** Opening Source data block **
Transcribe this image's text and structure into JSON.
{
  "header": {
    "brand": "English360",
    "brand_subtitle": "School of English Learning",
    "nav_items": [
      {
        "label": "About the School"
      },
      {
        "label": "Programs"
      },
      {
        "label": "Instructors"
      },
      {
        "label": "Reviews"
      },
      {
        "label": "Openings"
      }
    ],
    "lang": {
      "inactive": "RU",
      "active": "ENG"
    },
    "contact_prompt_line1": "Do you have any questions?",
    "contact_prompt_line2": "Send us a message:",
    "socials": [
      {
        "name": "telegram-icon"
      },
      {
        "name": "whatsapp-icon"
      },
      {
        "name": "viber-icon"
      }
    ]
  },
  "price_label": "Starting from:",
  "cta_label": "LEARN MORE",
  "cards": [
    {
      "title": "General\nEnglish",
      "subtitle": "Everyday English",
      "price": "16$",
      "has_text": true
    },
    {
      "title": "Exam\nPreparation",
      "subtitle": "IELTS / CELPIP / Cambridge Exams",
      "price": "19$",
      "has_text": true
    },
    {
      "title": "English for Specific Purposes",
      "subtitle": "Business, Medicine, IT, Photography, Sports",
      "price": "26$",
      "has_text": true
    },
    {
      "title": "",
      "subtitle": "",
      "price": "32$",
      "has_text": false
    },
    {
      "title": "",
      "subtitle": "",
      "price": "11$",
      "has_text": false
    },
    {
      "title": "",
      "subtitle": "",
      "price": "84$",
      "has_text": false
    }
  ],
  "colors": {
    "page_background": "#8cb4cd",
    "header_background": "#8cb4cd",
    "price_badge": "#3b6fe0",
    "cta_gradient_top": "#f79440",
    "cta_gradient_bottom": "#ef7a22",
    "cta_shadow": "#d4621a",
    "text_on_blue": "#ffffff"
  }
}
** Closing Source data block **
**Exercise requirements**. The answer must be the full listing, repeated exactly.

**Answer for this exercise**.
Transcribe this image's text and structure into JSON.
{
  "header": {
    "brand": "English360",
    "brand_subtitle": "School of English Learning",
    "nav_items": [
      {
        "label": "About the School"
      },
      {
        "label": "Programs"
      },
      {
        "label": "Instructors"
      },
      {
        "label": "Reviews"
      },
      {
        "label": "Openings"
      }
    ],
    "lang": {
      "inactive": "RU",
      "active": "ENG"
    },
    "contact_prompt_line1": "Do you have any questions?",
    "contact_prompt_line2": "Send us a message:",
    "socials": [
      {
        "name": "telegram-icon"
      },
      {
        "name": "whatsapp-icon"
      },
      {
        "name": "viber-icon"
      }
    ]
  },
  "price_label": "Starting from:",
  "cta_label": "LEARN MORE",
  "cards": [
    {
      "title": "General\nEnglish",
      "subtitle": "Everyday English",
      "price": "16$",
      "has_text": true
    },
    {
      "title": "Exam\nPreparation",
      "subtitle": "IELTS / CELPIP / Cambridge Exams",
      "price": "19$",
      "has_text": true
    },
    {
      "title": "English for Specific Purposes",
      "subtitle": "Business, Medicine, IT, Photography, Sports",
      "price": "26$",
      "has_text": true
    },
    {
      "title": "",
      "subtitle": "",
      "price": "32$",
      "has_text": false
    },
    {
      "title": "",
      "subtitle": "",
      "price": "11$",
      "has_text": false
    },
    {
      "title": "",
      "subtitle": "",
      "price": "84$",
      "has_text": false
    }
  ],
  "colors": {
    "page_background": "#8cb4cd",
    "header_background": "#8cb4cd",
    "price_badge": "#3b6fe0",
    "cta_gradient_top": "#f79440",
    "cta_gradient_bottom": "#ef7a22",
    "cta_shadow": "#d4621a",
    "text_on_blue": "#ffffff"
  }
}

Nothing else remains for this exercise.